    Two days ago, Sister Rosado and I had to get up early and take a bus out of town so Sister Rosado could have her knees looked at. The bus was very crowded that morning and I was standing, gripping the bar above my head with all my strength as the bus jerked us around. When it came to a screeching halt, the woman who'd been pressed up behind me said, "Com liçensa," (excuse me) and tried to swim her way through the people off the bus. But her belt buckle had gotten to know my skirt very well during the journey and the two refused to part. You know how in old movies, the sound of clothes tearing always seems hilariously exaggerated? Well it's not an exaggeration. That's really what it sounds like. By the time that lady got away, I had a hole the size of my bum, directly over my bum, in my skirt. For the next few minutes I held on to the bar overhead for dear life with one hand while using the other to hold my skirt over my backside. When we finally got off the bus, I tucked up my skirt (thank goodness it was so long!) in Tarzan-esque fashion and strolled around the streets of Brazil that way for the next several hours until I could go back to the apartment and change. Thankfully, our lunch appointment was in the home of a member who makes and sells dresses, so after an awkward 40 minutes of keeping my back to the wall so the Elders wouldn't see, this Sister pulled me into her office and stitched me up.

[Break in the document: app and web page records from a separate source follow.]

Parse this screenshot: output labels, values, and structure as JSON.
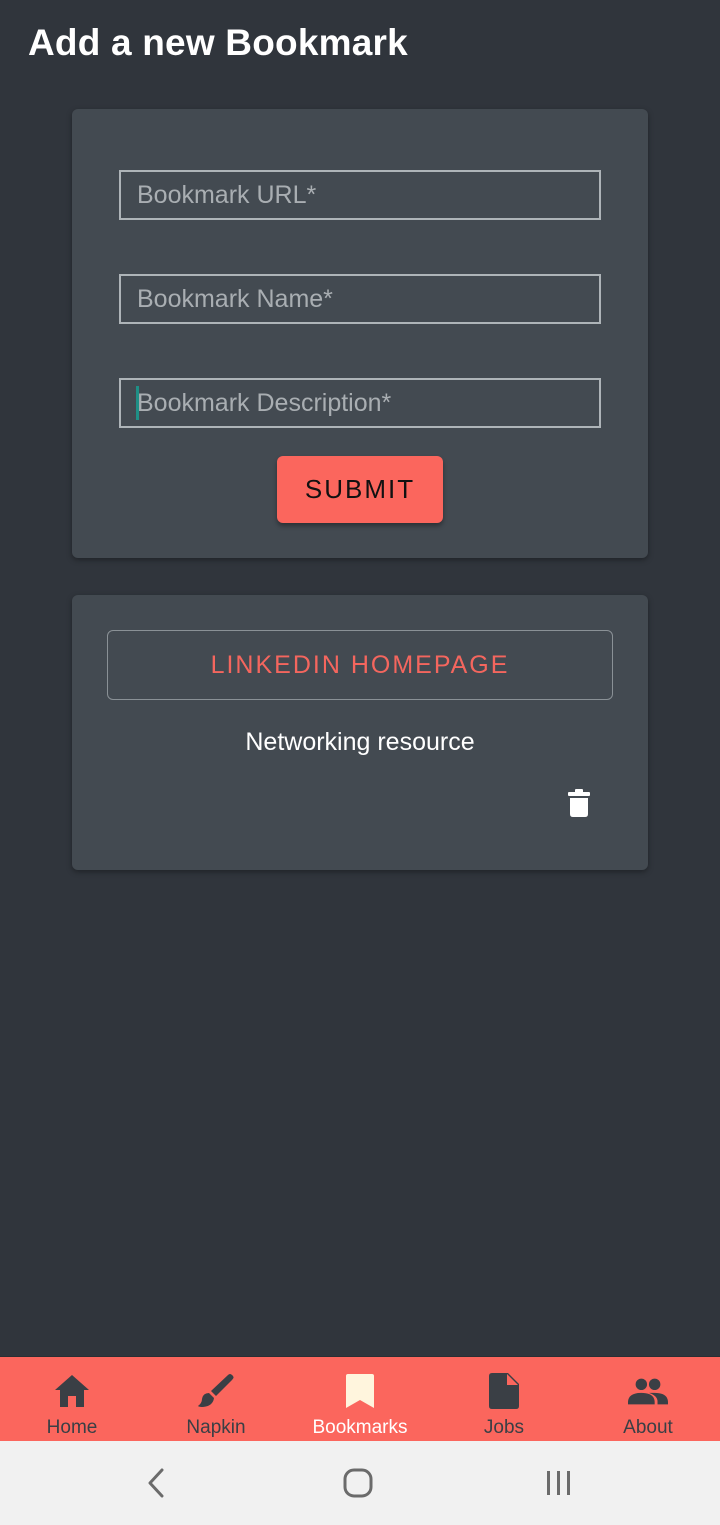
{
  "header": {
    "title": "Add a new Bookmark"
  },
  "form": {
    "url_placeholder": "Bookmark URL*",
    "name_placeholder": "Bookmark Name*",
    "description_placeholder": "Bookmark Description*",
    "submit_label": "SUBMIT"
  },
  "bookmarks": [
    {
      "name": "LINKEDIN HOMEPAGE",
      "description": "Networking resource",
      "delete_icon": "trash-icon"
    }
  ],
  "nav": {
    "active": "Bookmarks",
    "items": [
      {
        "label": "Home",
        "icon": "home-icon"
      },
      {
        "label": "Napkin",
        "icon": "brush-icon"
      },
      {
        "label": "Bookmarks",
        "icon": "bookmark-icon"
      },
      {
        "label": "Jobs",
        "icon": "document-icon"
      },
      {
        "label": "About",
        "icon": "people-icon"
      }
    ]
  },
  "system_nav": {
    "icons": [
      "back-icon",
      "home-circle-icon",
      "recents-icon"
    ]
  },
  "colors": {
    "background": "#30353c",
    "card": "#434a51",
    "accent": "#fb665d",
    "nav_inactive": "#3a3f45",
    "caret": "#1f8f86"
  }
}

    I love the people here more and more every day. I'm slowly starting to understand them, even if I don't know what they're saying exactly. They all have a hard time saying "Whitaker" and many refuse to try. They laugh and shake their heads and talk to Sister Rosado instead. One member asked me what my name meant and as I was explaining to him that my ancestors lived and worked on wheat fields, the words I knew off the top of my head in Português were 'campo de branco' (field of white). Then I realized it sounded like I was talking about D&C 4, where it says that the fields are white already to harvest. It was pretty cool. I realized that I am a worker of the white fields and that my name calls me such, too!  But, sadly, most of the members don't call me Whitaker. They call me "Little White One" or "Boneca". I didn't understand the meaning of the latter for a long time, and then Sister Rosado explained to me last week that I always look like a ceramic doll, because I'm white and quiet and wear cute dresses and always have my hair in braids. So they all call me Doll. Yesterday I felt like I heard the word even more than usual. Funny.

    In honor of the Christmas season, I've begun writing my own Christmas carols to fit with how Christmas is here in Bahia. Here's one for you: (To be sung to the tune of 'Stars Were Gleaming')

 Sun is shining, Street dogs whining,
And the Palm trees, how they sway!
Lots of walking, Not much talking,
This is Christmas Bahia's way.
Sisters sharing,
Being daring,
Skirts a-tearing,
People staring,
Always sweating in the sun.
Oh, this work is so much fun!

Hope you all are happy and well and enjoying this Holiday Season!!!  I miss you all and love you very very much!

-Sister Whitaker

P.S. Mom! I can't believe you met the Luke's Panties man!!!!